Jesus says “if ye know these things”. Do I know these things? I find a lot of what I know, I barely utilize. For instance, the zoological term for “hoofed mammal” is ungulate. The horse sheds an underside layer of hoof (called a frog) several times a year. And under the Old Covenant of Moses, certain animals were allowed as food based on the fact they were “clovenfooted” (Leviticus 11:3). Does this information help me? Not much, honestly. Just words with meaning and free association, bereft of any real impact. Beyond integrating it into this paragraph, I really have no other use for it. Jesus says that if I know the things, the ways, I’ll be happy if I do them. From knowing, to doing. If I take the words in the Bible–the words of God and Jesus–and don’t do them, they remain mere words.
“I will praise the name of God with a song, and will magnify Him with thanksgiving. This also shall please the Lord better than an ox or bullock that hath horns and hoofs.” (Psalm 69:30-31, emphasis mine)

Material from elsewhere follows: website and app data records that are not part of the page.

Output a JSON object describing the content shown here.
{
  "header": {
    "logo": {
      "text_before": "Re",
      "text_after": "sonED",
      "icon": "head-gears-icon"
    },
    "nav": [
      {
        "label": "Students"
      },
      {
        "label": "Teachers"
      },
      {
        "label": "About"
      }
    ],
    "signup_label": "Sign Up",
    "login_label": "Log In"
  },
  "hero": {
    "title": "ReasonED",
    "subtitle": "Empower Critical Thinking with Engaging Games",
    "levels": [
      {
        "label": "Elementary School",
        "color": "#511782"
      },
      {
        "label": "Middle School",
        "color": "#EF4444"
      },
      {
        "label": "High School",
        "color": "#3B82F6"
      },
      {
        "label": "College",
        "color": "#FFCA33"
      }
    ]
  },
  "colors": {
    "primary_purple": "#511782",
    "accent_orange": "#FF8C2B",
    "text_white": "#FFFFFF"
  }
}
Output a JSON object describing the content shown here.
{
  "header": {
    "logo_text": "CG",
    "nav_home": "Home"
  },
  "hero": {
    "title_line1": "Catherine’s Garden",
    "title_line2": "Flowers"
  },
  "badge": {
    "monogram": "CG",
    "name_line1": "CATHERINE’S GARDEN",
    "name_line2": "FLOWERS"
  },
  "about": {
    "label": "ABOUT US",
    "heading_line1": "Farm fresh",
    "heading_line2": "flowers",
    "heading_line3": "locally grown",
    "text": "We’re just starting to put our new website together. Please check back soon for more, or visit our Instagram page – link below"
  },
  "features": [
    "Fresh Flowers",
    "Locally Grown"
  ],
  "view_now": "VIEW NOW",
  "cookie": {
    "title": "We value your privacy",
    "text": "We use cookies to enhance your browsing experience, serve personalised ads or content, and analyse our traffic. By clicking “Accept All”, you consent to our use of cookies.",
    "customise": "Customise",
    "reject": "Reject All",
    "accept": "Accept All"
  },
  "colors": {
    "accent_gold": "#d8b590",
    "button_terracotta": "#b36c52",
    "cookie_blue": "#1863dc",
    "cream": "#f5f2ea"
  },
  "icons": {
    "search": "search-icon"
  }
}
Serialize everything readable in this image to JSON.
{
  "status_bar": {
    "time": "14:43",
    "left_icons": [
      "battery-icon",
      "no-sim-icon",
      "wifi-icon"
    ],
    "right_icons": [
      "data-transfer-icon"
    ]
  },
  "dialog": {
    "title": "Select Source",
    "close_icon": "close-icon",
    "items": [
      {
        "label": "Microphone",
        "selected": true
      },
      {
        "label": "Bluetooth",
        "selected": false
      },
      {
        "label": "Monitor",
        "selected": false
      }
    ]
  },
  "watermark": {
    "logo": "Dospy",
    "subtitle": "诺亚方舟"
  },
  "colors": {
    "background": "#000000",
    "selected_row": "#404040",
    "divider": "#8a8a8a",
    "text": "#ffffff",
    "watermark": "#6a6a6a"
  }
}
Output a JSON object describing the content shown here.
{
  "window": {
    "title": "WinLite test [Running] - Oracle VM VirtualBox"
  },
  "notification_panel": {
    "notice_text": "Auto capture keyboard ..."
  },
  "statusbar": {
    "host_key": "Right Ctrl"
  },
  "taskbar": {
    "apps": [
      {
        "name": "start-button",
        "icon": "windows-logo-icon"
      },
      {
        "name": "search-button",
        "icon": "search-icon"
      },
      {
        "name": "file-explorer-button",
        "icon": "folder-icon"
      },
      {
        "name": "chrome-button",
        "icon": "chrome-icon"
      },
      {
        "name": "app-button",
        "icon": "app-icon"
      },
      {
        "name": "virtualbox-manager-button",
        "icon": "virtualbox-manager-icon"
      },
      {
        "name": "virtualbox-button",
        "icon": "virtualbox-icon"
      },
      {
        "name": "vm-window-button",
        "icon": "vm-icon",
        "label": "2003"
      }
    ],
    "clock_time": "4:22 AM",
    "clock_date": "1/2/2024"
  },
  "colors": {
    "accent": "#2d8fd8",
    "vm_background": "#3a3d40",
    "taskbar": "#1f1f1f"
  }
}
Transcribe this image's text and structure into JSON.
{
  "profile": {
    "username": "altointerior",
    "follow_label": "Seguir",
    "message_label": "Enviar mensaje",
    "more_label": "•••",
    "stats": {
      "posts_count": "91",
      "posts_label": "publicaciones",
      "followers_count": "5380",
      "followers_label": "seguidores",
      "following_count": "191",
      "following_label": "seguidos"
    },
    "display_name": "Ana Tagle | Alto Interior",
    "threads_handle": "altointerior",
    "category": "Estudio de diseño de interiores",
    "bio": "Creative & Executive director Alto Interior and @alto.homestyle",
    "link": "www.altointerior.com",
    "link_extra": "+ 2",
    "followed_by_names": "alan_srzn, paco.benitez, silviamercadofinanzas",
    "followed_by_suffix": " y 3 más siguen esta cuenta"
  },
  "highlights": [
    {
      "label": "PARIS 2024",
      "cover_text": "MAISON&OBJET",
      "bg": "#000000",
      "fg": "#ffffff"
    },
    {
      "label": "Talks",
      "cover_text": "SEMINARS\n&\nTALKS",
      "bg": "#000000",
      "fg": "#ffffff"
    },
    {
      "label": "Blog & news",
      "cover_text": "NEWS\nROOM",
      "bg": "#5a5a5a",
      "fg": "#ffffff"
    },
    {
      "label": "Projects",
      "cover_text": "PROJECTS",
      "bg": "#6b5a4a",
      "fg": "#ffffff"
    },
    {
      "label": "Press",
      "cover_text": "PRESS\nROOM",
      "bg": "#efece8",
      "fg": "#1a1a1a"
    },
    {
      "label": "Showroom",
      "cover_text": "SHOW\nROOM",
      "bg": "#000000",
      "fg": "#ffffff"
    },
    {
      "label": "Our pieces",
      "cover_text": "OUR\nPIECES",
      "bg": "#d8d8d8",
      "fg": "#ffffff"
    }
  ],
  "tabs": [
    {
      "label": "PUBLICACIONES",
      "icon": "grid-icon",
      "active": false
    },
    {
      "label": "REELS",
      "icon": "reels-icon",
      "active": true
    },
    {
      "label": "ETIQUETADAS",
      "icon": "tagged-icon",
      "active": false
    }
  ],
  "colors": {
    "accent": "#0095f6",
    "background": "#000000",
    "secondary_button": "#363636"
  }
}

I find that devotions are good, but worship and praise and thanksgiving throughout the day are almost more important.
Growing up, I had a hard time getting down to the living out of my faith. While I have a certain way I think based on my influences, etc. it didn’t make the road down which I was asked to carry my cross any easier. And it isn’t that I’ve stopped carrying it. The point I’m getting at is that, inside, we must yearn for that glimpse of God that we can in turn build upon to where the things we do are in concert with the state of our heart and mind. Here’s an example. Do you consciously think about the people you see when you shop for groceries? Do you realize that all the things of your day led you to be in the store at that time and with those individuals? Because if you’re following God in your thoughts, your day will follow suit. Look around. Time will stop for you because the closer you get to God, the slower time flows. Pray for people. Any that stand out, pray for ’em all and ask God to bless and forgive them. We all need His grace and love and forgiveness. As you go about your day, doing the things that Jesus would do (inside and out), He’ll use you in so many ways, you won’t be able to keep track after a certain point.
“For God hath concluded them all in unbelief, that He might have mercy upon all. O the depth of the riches both of the wisdom and knowledge of God!” (Romans 11:32-33)
Ignorance of the law is excused
I love this scorched-earth policy (so to speak) of God in finding everyone guilty just so that He can love us and show us the right way to do things. Because, contrary to some notions, there are things we can do. But it all springs from truly knowing Jesus. And prior to doing things on the outside, we must do things on the inside. I think this is where the greatest struggle of life happens. Consciously seeking to train our focus on Jesus, so that we allow Him to place us in situations where we can act out the ways of God with people who don’t know Him. This is like, next-level Christianity. Whether we’re being observed and judged by a non-believer has nothing to do with the fact that God always sees everything that goes on inside us. It behooves us to realize how focused He is on us. How much He cares for every detail and every facet of, not just our life now, but also its trajectory.
There were, it seems, different levels of understanding into which the disciples grew. In verse seven of John’s thirteenth chapter, Jesus tells Peter “What I do thou knowest not now; but thou shalt know hereafter.” We all know that at this point, Peter had yet to deny Jesus. Thing is, Jesus had already washed his feet, literally. He even prayed for Peter “that thy faith fail not” (Luke 22:32). Jesus prepared a place for Peter to enter after he went through the trials that saw the layers of his old thinking slough off (kinda like a frog) and reveal who he truly was underneath. We can do the same for other people.
And Jesus has done all these things for each of us. It’s the appropriating and living and doing of these things that ensure we’ll be happy. Simple as that.
“Now we have received, not the spirit of the world, but the Spirit which is of God; that we might know the things that are freely given to us of God.” (1 Corinthians 2:12)
“Freely ye have received, freely give.” (Matthew 10:8b)